The second strategy aims to leverage the technical talent of the city’s residents to support specific city programs and community initiatives. The Office of Data at the mayor’s office works with other City Hall departments to identify projects that would benefit from a technology-based solution; provides advisory support to help departments identify outstanding needs and challenges; and, where appropriate, engages the #techLA community in addressing those challenges.
Hacking Solutions for the LA Promise Zone
In service of this second strategy, I engaged in a project to support mayor’s office staff in designing a comprehensive, technology-forward evaluation framework for tracking performance of the Los Angeles Promise Zone (LAPZ). The LAPZ is a ten-year federal designation that supports educational and economic opportunities for approximately 165,000 residents of low-income communities. While the designation itself does not carry funding, the LAPZ is leveraging $36 million in federal place-based grants — as well as multiple nonprofit, government, and private partnerships — to provide cradle-to-career support for residents of the Zone.
Evaluation, reporting, and continuous improvement for such a complex initiative was a key challenge for the LAPZ team. During my summer placement, I focused on identifying relevant datasets from various city departments that might be helpful in gauging LAPZ performance and proposing a data collection, management, and presentation process. At the end of the project, I had reviewed various departments’ responses to a call for information about relevant datasets, implemented a taxonomy that organized metrics by area of impact (e.g., education, social capital), and designed a scorecard that would easily communicate LAPZ performance to stakeholders.
This process surfaced a multitude of challenges that reminded me of the tremendous potential of engaging #techLA participants in problem-solving:
- The unique boundaries of the Promise Zone present roadblocks for departments that do not currently collect data at that level of granularity. While much of the data is publicly available through the city’s open data platform, technical talent is required to disaggregate data to the neighborhood level. The need for such efforts is by no means limited to the Promise Zone — other city programs that work in neighborhoods would benefit greatly from measuring their performance within specific geographies.
- The integrative scorecard, which is a critical storytelling device for providing a performance snapshot to the public, requires the integration of city-housed Promise Zone data with supplementary data from national sources.

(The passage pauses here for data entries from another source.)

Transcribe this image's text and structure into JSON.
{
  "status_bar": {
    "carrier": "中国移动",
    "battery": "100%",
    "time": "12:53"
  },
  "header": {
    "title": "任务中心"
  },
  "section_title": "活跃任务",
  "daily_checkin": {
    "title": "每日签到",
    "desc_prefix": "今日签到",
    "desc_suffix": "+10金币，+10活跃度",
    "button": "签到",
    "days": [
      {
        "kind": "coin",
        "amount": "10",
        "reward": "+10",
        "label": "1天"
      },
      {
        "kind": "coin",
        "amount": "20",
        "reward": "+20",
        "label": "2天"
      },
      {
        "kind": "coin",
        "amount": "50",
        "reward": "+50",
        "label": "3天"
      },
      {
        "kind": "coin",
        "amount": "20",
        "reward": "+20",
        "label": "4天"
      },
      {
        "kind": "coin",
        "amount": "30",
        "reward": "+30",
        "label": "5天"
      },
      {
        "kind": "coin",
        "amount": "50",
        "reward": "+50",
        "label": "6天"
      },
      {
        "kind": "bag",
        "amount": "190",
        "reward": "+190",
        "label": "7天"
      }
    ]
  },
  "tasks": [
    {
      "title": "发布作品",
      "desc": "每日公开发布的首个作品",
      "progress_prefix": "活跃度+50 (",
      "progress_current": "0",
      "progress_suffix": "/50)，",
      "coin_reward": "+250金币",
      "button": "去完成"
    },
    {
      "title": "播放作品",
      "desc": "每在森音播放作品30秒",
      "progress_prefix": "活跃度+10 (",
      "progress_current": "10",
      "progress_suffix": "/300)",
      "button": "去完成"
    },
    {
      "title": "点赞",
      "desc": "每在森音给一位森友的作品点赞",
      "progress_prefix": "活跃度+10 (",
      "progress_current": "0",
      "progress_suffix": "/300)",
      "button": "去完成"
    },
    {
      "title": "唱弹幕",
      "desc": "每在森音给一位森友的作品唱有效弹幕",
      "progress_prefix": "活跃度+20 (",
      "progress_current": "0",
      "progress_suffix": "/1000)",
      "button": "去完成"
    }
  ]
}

Citizen hackers could be key resources in removing data silos and increasing transparency around program performance.
My summer in Los Angeles affirmed for me that local citizens — with or without technical skills — have a critical role to play in technology-enabled civic problem-solving. I am grateful to have had the opportunity to “serve where I live,” and I look forward to doing so throughout my career.